Last week, the U.S. Department of Labor's Wage and Hour Division issued an important Administrator's Interpretation (AI) that provides clear and timely guidance on the question of who is properly considered an "employee" and covered by the Fair Labor Standards Act, and who is not. The AI is a reminder that in today's economy, with many on-demand jobs only available to independent contractor workers, and overnight delivery, janitorial, home care, and cable installation companies basing their business models on calling their workers "independent contractors," these labels don't define the legal status of those workers.
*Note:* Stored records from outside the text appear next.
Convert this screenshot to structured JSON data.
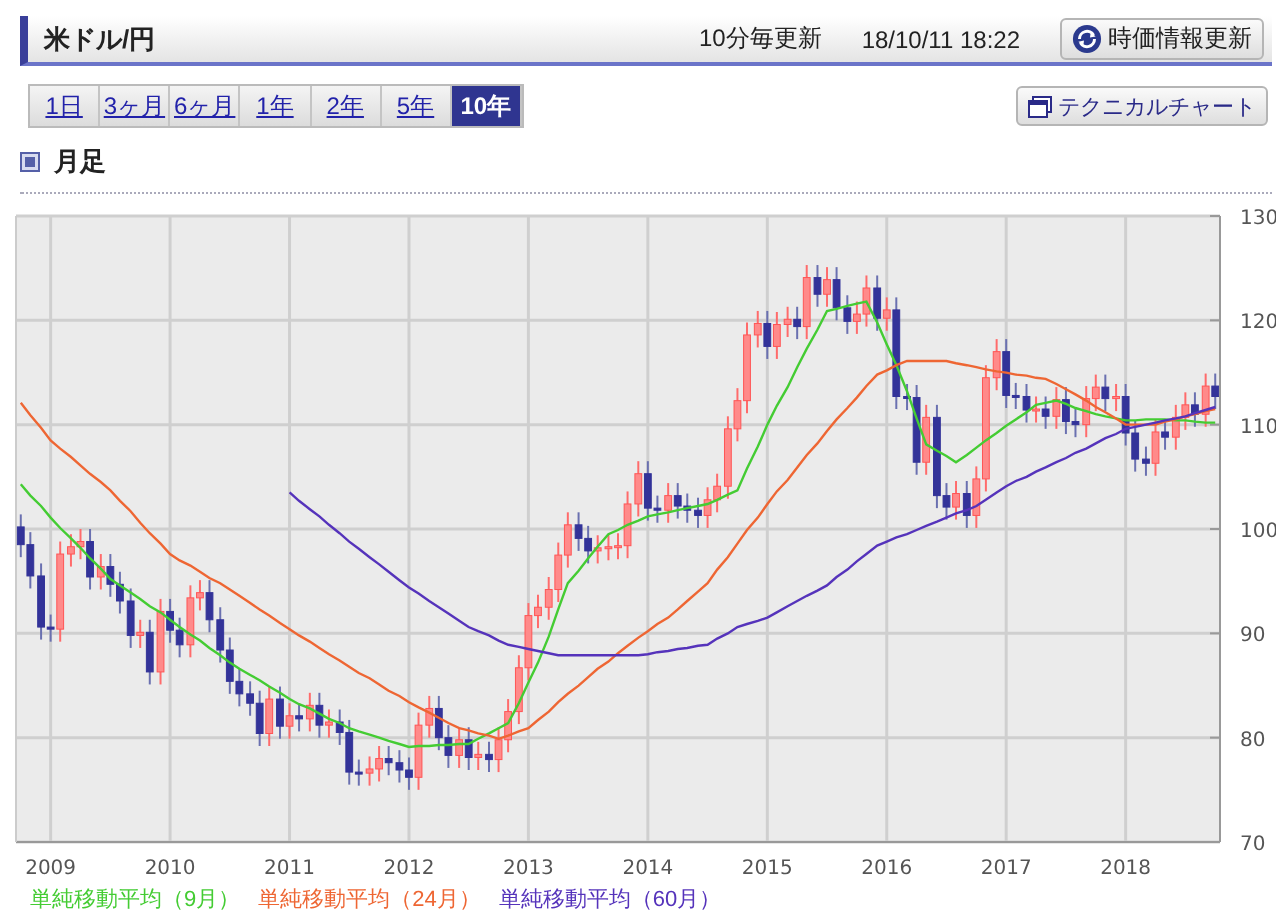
{
  "header": {
    "title": "米ドル/円",
    "update_interval": "10分毎更新",
    "timestamp": "18/10/11 18:22",
    "refresh_button": "時価情報更新"
  },
  "periods": [
    {
      "label": "1日",
      "selected": false
    },
    {
      "label": "3ヶ月",
      "selected": false
    },
    {
      "label": "6ヶ月",
      "selected": false
    },
    {
      "label": "1年",
      "selected": false
    },
    {
      "label": "2年",
      "selected": false
    },
    {
      "label": "5年",
      "selected": false
    },
    {
      "label": "10年",
      "selected": true
    }
  ],
  "technical_button": "テクニカルチャート",
  "section_title": "月足",
  "chart": {
    "chart_data": {
      "type": "candlestick",
      "grid": true,
      "xlim": [
        2008.71,
        2018.79
      ],
      "ylim": [
        70,
        130
      ],
      "xticks": [
        2009,
        2010,
        2011,
        2012,
        2013,
        2014,
        2015,
        2016,
        2017,
        2018
      ],
      "yticks": [
        70,
        80,
        90,
        100,
        110,
        120,
        130
      ],
      "x": [
        2008.75,
        2008.83,
        2008.92,
        2009,
        2009.08,
        2009.17,
        2009.25,
        2009.33,
        2009.42,
        2009.5,
        2009.58,
        2009.67,
        2009.75,
        2009.83,
        2009.92,
        2010,
        2010.08,
        2010.17,
        2010.25,
        2010.33,
        2010.42,
        2010.5,
        2010.58,
        2010.67,
        2010.75,
        2010.83,
        2010.92,
        2011,
        2011.08,
        2011.17,
        2011.25,
        2011.33,
        2011.42,
        2011.5,
        2011.58,
        2011.67,
        2011.75,
        2011.83,
        2011.92,
        2012,
        2012.08,
        2012.17,
        2012.25,
        2012.33,
        2012.42,
        2012.5,
        2012.58,
        2012.67,
        2012.75,
        2012.83,
        2012.92,
        2013,
        2013.08,
        2013.17,
        2013.25,
        2013.33,
        2013.42,
        2013.5,
        2013.58,
        2013.67,
        2013.75,
        2013.83,
        2013.92,
        2014,
        2014.08,
        2014.17,
        2014.25,
        2014.33,
        2014.42,
        2014.5,
        2014.58,
        2014.67,
        2014.75,
        2014.83,
        2014.92,
        2015,
        2015.08,
        2015.17,
        2015.25,
        2015.33,
        2015.42,
        2015.5,
        2015.58,
        2015.67,
        2015.75,
        2015.83,
        2015.92,
        2016,
        2016.08,
        2016.17,
        2016.25,
        2016.33,
        2016.42,
        2016.5,
        2016.58,
        2016.67,
        2016.75,
        2016.83,
        2016.92,
        2017,
        2017.08,
        2017.17,
        2017.25,
        2017.33,
        2017.42,
        2017.5,
        2017.58,
        2017.67,
        2017.75,
        2017.83,
        2017.92,
        2018,
        2018.08,
        2018.17,
        2018.25,
        2018.33,
        2018.42,
        2018.5,
        2018.58,
        2018.67,
        2018.75
      ],
      "ohlc": [
        [
          100.2,
          101.4,
          97.3,
          98.5
        ],
        [
          98.5,
          99.7,
          94.3,
          95.5
        ],
        [
          95.5,
          96.7,
          89.4,
          90.6
        ],
        [
          90.6,
          91.8,
          89.2,
          90.4
        ],
        [
          90.4,
          98.8,
          89.2,
          97.6
        ],
        [
          97.6,
          99.5,
          96.4,
          98.3
        ],
        [
          98.3,
          100.0,
          97.1,
          98.8
        ],
        [
          98.8,
          100.0,
          94.2,
          95.4
        ],
        [
          95.4,
          97.6,
          94.2,
          96.4
        ],
        [
          96.4,
          97.6,
          93.5,
          94.7
        ],
        [
          94.7,
          95.9,
          91.9,
          93.1
        ],
        [
          93.1,
          94.3,
          88.6,
          89.8
        ],
        [
          89.8,
          91.3,
          88.6,
          90.1
        ],
        [
          90.1,
          91.3,
          85.1,
          86.3
        ],
        [
          86.3,
          93.3,
          85.1,
          92.1
        ],
        [
          92.1,
          93.3,
          89.1,
          90.3
        ],
        [
          90.3,
          91.5,
          87.7,
          88.9
        ],
        [
          88.9,
          94.6,
          87.7,
          93.4
        ],
        [
          93.4,
          95.1,
          92.2,
          93.9
        ],
        [
          93.9,
          95.1,
          90.1,
          91.3
        ],
        [
          91.3,
          92.5,
          87.2,
          88.4
        ],
        [
          88.4,
          89.6,
          84.2,
          85.4
        ],
        [
          85.4,
          86.6,
          83.0,
          84.2
        ],
        [
          84.2,
          85.4,
          82.1,
          83.3
        ],
        [
          83.3,
          84.5,
          79.2,
          80.4
        ],
        [
          80.4,
          84.9,
          79.2,
          83.7
        ],
        [
          83.7,
          84.9,
          79.9,
          81.1
        ],
        [
          81.1,
          83.3,
          79.9,
          82.1
        ],
        [
          82.1,
          83.3,
          80.6,
          81.8
        ],
        [
          81.8,
          84.3,
          80.6,
          83.1
        ],
        [
          83.1,
          84.3,
          80.0,
          81.2
        ],
        [
          81.2,
          82.7,
          80.0,
          81.5
        ],
        [
          81.5,
          82.7,
          79.3,
          80.5
        ],
        [
          80.5,
          81.7,
          75.5,
          76.7
        ],
        [
          76.7,
          77.9,
          75.4,
          76.6
        ],
        [
          76.6,
          78.2,
          75.4,
          77.0
        ],
        [
          77.0,
          79.2,
          75.8,
          78.0
        ],
        [
          78.0,
          79.2,
          76.4,
          77.6
        ],
        [
          77.6,
          78.8,
          75.7,
          76.9
        ],
        [
          76.9,
          78.1,
          75.0,
          76.2
        ],
        [
          76.2,
          82.4,
          75.0,
          81.2
        ],
        [
          81.2,
          84.0,
          80.0,
          82.8
        ],
        [
          82.8,
          84.0,
          78.8,
          80.0
        ],
        [
          80.0,
          81.2,
          77.1,
          78.3
        ],
        [
          78.3,
          81.0,
          77.1,
          79.8
        ],
        [
          79.8,
          81.0,
          76.9,
          78.1
        ],
        [
          78.1,
          79.6,
          76.9,
          78.4
        ],
        [
          78.4,
          79.6,
          76.7,
          77.9
        ],
        [
          77.9,
          81.0,
          76.7,
          79.8
        ],
        [
          79.8,
          83.7,
          78.6,
          82.5
        ],
        [
          82.5,
          87.9,
          81.3,
          86.7
        ],
        [
          86.7,
          92.9,
          85.5,
          91.7
        ],
        [
          91.7,
          93.7,
          90.5,
          92.5
        ],
        [
          92.5,
          95.4,
          91.3,
          94.2
        ],
        [
          94.2,
          98.7,
          93.0,
          97.5
        ],
        [
          97.5,
          101.6,
          96.3,
          100.4
        ],
        [
          100.4,
          101.6,
          97.9,
          99.1
        ],
        [
          99.1,
          100.3,
          96.7,
          97.9
        ],
        [
          97.9,
          99.4,
          96.7,
          98.2
        ],
        [
          98.2,
          99.5,
          97.0,
          98.3
        ],
        [
          98.3,
          99.6,
          97.1,
          98.4
        ],
        [
          98.4,
          103.6,
          97.2,
          102.4
        ],
        [
          102.4,
          106.5,
          101.2,
          105.3
        ],
        [
          105.3,
          106.5,
          100.8,
          102.0
        ],
        [
          102.0,
          103.2,
          100.6,
          101.8
        ],
        [
          101.8,
          104.4,
          100.6,
          103.2
        ],
        [
          103.2,
          104.4,
          101.0,
          102.2
        ],
        [
          102.2,
          103.4,
          100.6,
          101.8
        ],
        [
          101.8,
          103.0,
          100.1,
          101.3
        ],
        [
          101.3,
          104.0,
          100.1,
          102.8
        ],
        [
          102.8,
          105.3,
          101.6,
          104.1
        ],
        [
          104.1,
          110.8,
          102.9,
          109.6
        ],
        [
          109.6,
          113.5,
          108.4,
          112.3
        ],
        [
          112.3,
          119.8,
          111.1,
          118.6
        ],
        [
          118.6,
          120.9,
          117.4,
          119.7
        ],
        [
          119.7,
          120.9,
          116.3,
          117.5
        ],
        [
          117.5,
          120.8,
          116.3,
          119.6
        ],
        [
          119.6,
          121.3,
          118.4,
          120.1
        ],
        [
          120.1,
          121.3,
          118.2,
          119.4
        ],
        [
          119.4,
          125.3,
          118.2,
          124.1
        ],
        [
          124.1,
          125.3,
          121.3,
          122.5
        ],
        [
          122.5,
          125.1,
          121.3,
          123.9
        ],
        [
          123.9,
          125.1,
          120.0,
          121.2
        ],
        [
          121.2,
          122.4,
          118.7,
          119.9
        ],
        [
          119.9,
          121.8,
          118.7,
          120.6
        ],
        [
          120.6,
          124.3,
          119.4,
          123.1
        ],
        [
          123.1,
          124.3,
          119.0,
          120.2
        ],
        [
          120.2,
          122.2,
          119.0,
          121.0
        ],
        [
          121.0,
          122.2,
          111.5,
          112.7
        ],
        [
          112.7,
          113.9,
          111.4,
          112.6
        ],
        [
          112.6,
          113.8,
          105.2,
          106.4
        ],
        [
          106.4,
          111.9,
          105.2,
          110.7
        ],
        [
          110.7,
          111.9,
          102.0,
          103.2
        ],
        [
          103.2,
          104.4,
          100.9,
          102.1
        ],
        [
          102.1,
          104.6,
          100.9,
          103.4
        ],
        [
          103.4,
          104.6,
          100.1,
          101.3
        ],
        [
          101.3,
          106.0,
          100.1,
          104.8
        ],
        [
          104.8,
          115.7,
          103.6,
          114.5
        ],
        [
          114.5,
          118.2,
          113.3,
          117.0
        ],
        [
          117.0,
          118.2,
          111.6,
          112.8
        ],
        [
          112.8,
          114.0,
          111.5,
          112.7
        ],
        [
          112.7,
          113.9,
          110.2,
          111.4
        ],
        [
          111.4,
          112.7,
          110.2,
          111.5
        ],
        [
          111.5,
          112.7,
          109.6,
          110.8
        ],
        [
          110.8,
          113.6,
          109.6,
          112.4
        ],
        [
          112.4,
          113.6,
          109.1,
          110.3
        ],
        [
          110.3,
          111.5,
          108.8,
          110.0
        ],
        [
          110.0,
          113.7,
          108.8,
          112.5
        ],
        [
          112.5,
          114.8,
          111.3,
          113.6
        ],
        [
          113.6,
          114.8,
          111.3,
          112.5
        ],
        [
          112.5,
          113.9,
          111.3,
          112.7
        ],
        [
          112.7,
          113.9,
          108.0,
          109.2
        ],
        [
          109.2,
          110.4,
          105.5,
          106.7
        ],
        [
          106.7,
          107.9,
          105.1,
          106.3
        ],
        [
          106.3,
          110.5,
          105.1,
          109.3
        ],
        [
          109.3,
          110.5,
          107.6,
          108.8
        ],
        [
          108.8,
          111.9,
          107.6,
          110.7
        ],
        [
          110.7,
          113.1,
          109.5,
          111.9
        ],
        [
          111.9,
          113.1,
          109.8,
          111.0
        ],
        [
          111.0,
          114.9,
          109.8,
          113.7
        ],
        [
          113.7,
          114.9,
          111.5,
          112.7
        ]
      ]
    }
  },
  "moving_averages": {
    "chart_data": {
      "type": "line",
      "xlim": [
        2008.71,
        2018.79
      ],
      "ylim": [
        70,
        130
      ],
      "x": [
        2008.75,
        2008.83,
        2008.92,
        2009,
        2009.08,
        2009.17,
        2009.25,
        2009.33,
        2009.42,
        2009.5,
        2009.58,
        2009.67,
        2009.75,
        2009.83,
        2009.92,
        2010,
        2010.08,
        2010.17,
        2010.25,
        2010.33,
        2010.42,
        2010.5,
        2010.58,
        2010.67,
        2010.75,
        2010.83,
        2010.92,
        2011,
        2011.08,
        2011.17,
        2011.25,
        2011.33,
        2011.42,
        2011.5,
        2011.58,
        2011.67,
        2011.75,
        2011.83,
        2011.92,
        2012,
        2012.08,
        2012.17,
        2012.25,
        2012.33,
        2012.42,
        2012.5,
        2012.58,
        2012.67,
        2012.75,
        2012.83,
        2012.92,
        2013,
        2013.08,
        2013.17,
        2013.25,
        2013.33,
        2013.42,
        2013.5,
        2013.58,
        2013.67,
        2013.75,
        2013.83,
        2013.92,
        2014,
        2014.08,
        2014.17,
        2014.25,
        2014.33,
        2014.42,
        2014.5,
        2014.58,
        2014.67,
        2014.75,
        2014.83,
        2014.92,
        2015,
        2015.08,
        2015.17,
        2015.25,
        2015.33,
        2015.42,
        2015.5,
        2015.58,
        2015.67,
        2015.75,
        2015.83,
        2015.92,
        2016,
        2016.08,
        2016.17,
        2016.25,
        2016.33,
        2016.42,
        2016.5,
        2016.58,
        2016.67,
        2016.75,
        2016.83,
        2016.92,
        2017,
        2017.08,
        2017.17,
        2017.25,
        2017.33,
        2017.42,
        2017.5,
        2017.58,
        2017.67,
        2017.75,
        2017.83,
        2017.92,
        2018,
        2018.08,
        2018.17,
        2018.25,
        2018.33,
        2018.42,
        2018.5,
        2018.58,
        2018.67,
        2018.75
      ],
      "series": [
        {
          "name": "単純移動平均（9月）",
          "color": "#44cc33",
          "values": [
            104.3,
            103.2,
            102.2,
            101.1,
            100.1,
            99.1,
            98.2,
            97.2,
            96.2,
            95.2,
            94.6,
            93.9,
            93.3,
            92.6,
            92.0,
            91.3,
            90.6,
            89.9,
            89.3,
            88.6,
            87.9,
            87.2,
            86.6,
            86.0,
            85.5,
            84.9,
            84.3,
            83.7,
            83.2,
            82.8,
            82.3,
            81.8,
            81.4,
            80.9,
            80.6,
            80.3,
            80.0,
            79.7,
            79.4,
            79.1,
            79.2,
            79.2,
            79.3,
            79.3,
            79.4,
            79.4,
            79.9,
            80.4,
            80.9,
            81.4,
            83.3,
            85.3,
            87.2,
            89.7,
            92.3,
            94.8,
            96.0,
            97.2,
            98.3,
            99.5,
            99.9,
            100.4,
            100.8,
            101.2,
            101.4,
            101.6,
            101.8,
            102.0,
            102.2,
            102.4,
            102.8,
            103.3,
            103.7,
            105.8,
            107.9,
            110.0,
            111.8,
            113.6,
            115.5,
            117.3,
            119.1,
            120.9,
            121.1,
            121.4,
            121.6,
            121.8,
            119.8,
            117.7,
            115.7,
            113.2,
            110.6,
            108.1,
            107.5,
            107.0,
            106.4,
            107.1,
            107.8,
            108.5,
            109.2,
            109.9,
            110.5,
            111.2,
            111.9,
            112.1,
            112.3,
            112.0,
            111.6,
            111.3,
            111.0,
            110.8,
            110.6,
            110.4,
            110.4,
            110.5,
            110.5,
            110.5,
            110.4,
            110.4,
            110.3,
            110.2,
            110.2
          ]
        },
        {
          "name": "単純移動平均（24月）",
          "color": "#ee6633",
          "values": [
            112.1,
            110.9,
            109.7,
            108.5,
            107.7,
            106.9,
            106.1,
            105.3,
            104.5,
            103.7,
            102.7,
            101.7,
            100.6,
            99.6,
            98.6,
            97.6,
            97.0,
            96.5,
            95.9,
            95.3,
            94.8,
            94.2,
            93.6,
            92.9,
            92.3,
            91.7,
            91.0,
            90.4,
            89.8,
            89.2,
            88.6,
            88.0,
            87.4,
            86.8,
            86.2,
            85.7,
            85.1,
            84.5,
            84.0,
            83.4,
            82.9,
            82.4,
            81.9,
            81.4,
            80.9,
            80.7,
            80.4,
            80.2,
            79.9,
            80.2,
            80.6,
            80.9,
            81.7,
            82.5,
            83.4,
            84.2,
            85.0,
            85.8,
            86.6,
            87.3,
            88.1,
            88.8,
            89.6,
            90.2,
            90.9,
            91.5,
            92.3,
            93.1,
            94.0,
            94.8,
            96.1,
            97.3,
            98.6,
            99.9,
            101.1,
            102.4,
            103.6,
            104.7,
            105.9,
            107.1,
            108.2,
            109.4,
            110.5,
            111.6,
            112.6,
            113.7,
            114.8,
            115.2,
            115.7,
            116.1,
            116.1,
            116.1,
            116.1,
            116.1,
            115.9,
            115.7,
            115.5,
            115.3,
            115.1,
            115.0,
            114.8,
            114.7,
            114.5,
            114.4,
            113.9,
            113.4,
            112.9,
            112.3,
            111.7,
            111.2,
            110.6,
            110.0,
            110.0,
            110.0,
            110.0,
            110.3,
            110.5,
            110.8,
            111.0,
            111.3,
            111.5
          ]
        },
        {
          "name": "単純移動平均（60月）",
          "color": "#5533bb",
          "values": [
            null,
            null,
            null,
            null,
            null,
            null,
            null,
            null,
            null,
            null,
            null,
            null,
            null,
            null,
            null,
            null,
            null,
            null,
            null,
            null,
            null,
            null,
            null,
            null,
            null,
            null,
            null,
            103.5,
            102.7,
            101.9,
            101.2,
            100.4,
            99.6,
            98.8,
            98.1,
            97.3,
            96.6,
            95.9,
            95.1,
            94.4,
            93.8,
            93.1,
            92.5,
            91.9,
            91.2,
            90.6,
            90.2,
            89.8,
            89.3,
            88.9,
            88.7,
            88.5,
            88.3,
            88.1,
            87.9,
            87.9,
            87.9,
            87.9,
            87.9,
            87.9,
            87.9,
            87.9,
            87.9,
            88.0,
            88.2,
            88.3,
            88.5,
            88.6,
            88.8,
            88.9,
            89.5,
            90.0,
            90.6,
            90.9,
            91.2,
            91.5,
            92.0,
            92.6,
            93.1,
            93.6,
            94.1,
            94.6,
            95.4,
            96.1,
            96.9,
            97.6,
            98.4,
            98.8,
            99.2,
            99.5,
            99.9,
            100.3,
            100.7,
            101.1,
            101.5,
            101.8,
            102.2,
            102.8,
            103.5,
            104.1,
            104.6,
            105.0,
            105.5,
            105.9,
            106.4,
            106.8,
            107.3,
            107.7,
            108.2,
            108.7,
            109.1,
            109.6,
            109.8,
            110.0,
            110.2,
            110.4,
            110.6,
            110.8,
            111.1,
            111.4,
            111.7
          ]
        }
      ]
    }
  }
}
These labels matter, because workers successfully characterized as independent contractors lose out not only on the minimum wage and overtime protections that most workers take for granted, but also on workers compensation, unemployment insurance, the right to collectively bargain and form a union, and other job protections only available to employees. When a worker is treated as a non-employee, competing businesses can be underbid because companies save a lot on payroll and insurance premiums, and governments lose out on taxes.
Here are the top-five notables from the AI:
1. Its title is telling: The Application of the Fair Labor Standards Act's "Suffer or Permit" Standard in the Identification of Employees Who Are Misclassified as Independent Contractors. The Fair Labor Standards Act defines "employ" to "include to suffer or permit to work." Those terms are unique to the FLSA and a handful of other laws, and the Supreme Court has said that the definition sweeps into employment work that would not be considered employment under common law. The definition is unique and really broad, and means that pretty much everyone should be covered under laws with that language.
2. It asks a key question: is the worker genuinely in business for himself or herself? The 15-page AI, one of just a handful issued by the Wage and Hour Division since the Obama Administration took office, traces the judicially-developed multi-factored "economic reality" tests for applying those broad definitions to today's workforce, and then says that the key determination is whether the worker is running her own business. In many cases where companies are calling their workers non-employees, the workers are not running a separate business.
3. It says that labels and titles don't matter. The AI makes clear that the job designation given by a company to a worker is not determinative of the worker's employment status. Even if the worker thinks she's not covered because she was hired as an independent contractor, that doesn't matter. Other labels given to workers recently, including individual janitors being called "franchisees," "freelance" writers, and construction workers required to form a limited-liability company (LLC) in order to get a job, don't rule the status of those workers -- a rigorous application of the test has to follow.
4. It isn't breaking new ground. The AI is a reminder. It describes long-standing and developed case law and DOL interpretations of the 77-year-old "suffer or permit to work" terms, and applies those to more modern examples. Nothing in the AI should be a surprise to labor experts, and if it's a surprise to companies, they've been getting bad advice. Workers, employers, state agencies, and courts should take note that much of the authority for the guidance is long-standing and settled law.
5. It's not rocket science to treat someone like an employee. The FLSA requires the payment of the federal minimum wage (currently $7.25 an hour) and overtime premium pay for any hours worked over 40 in a week. Switching to employee status should not break the bank of the many employers who call their workers independent contractors; companies that hire low-wage janitors, Uber drivers, and home care workers already claim that their workers typically earn more than a $7.25 hourly rate. And really, if an employer cannot or will not pay its employees at least the minimum wage, is that the business model we want in America?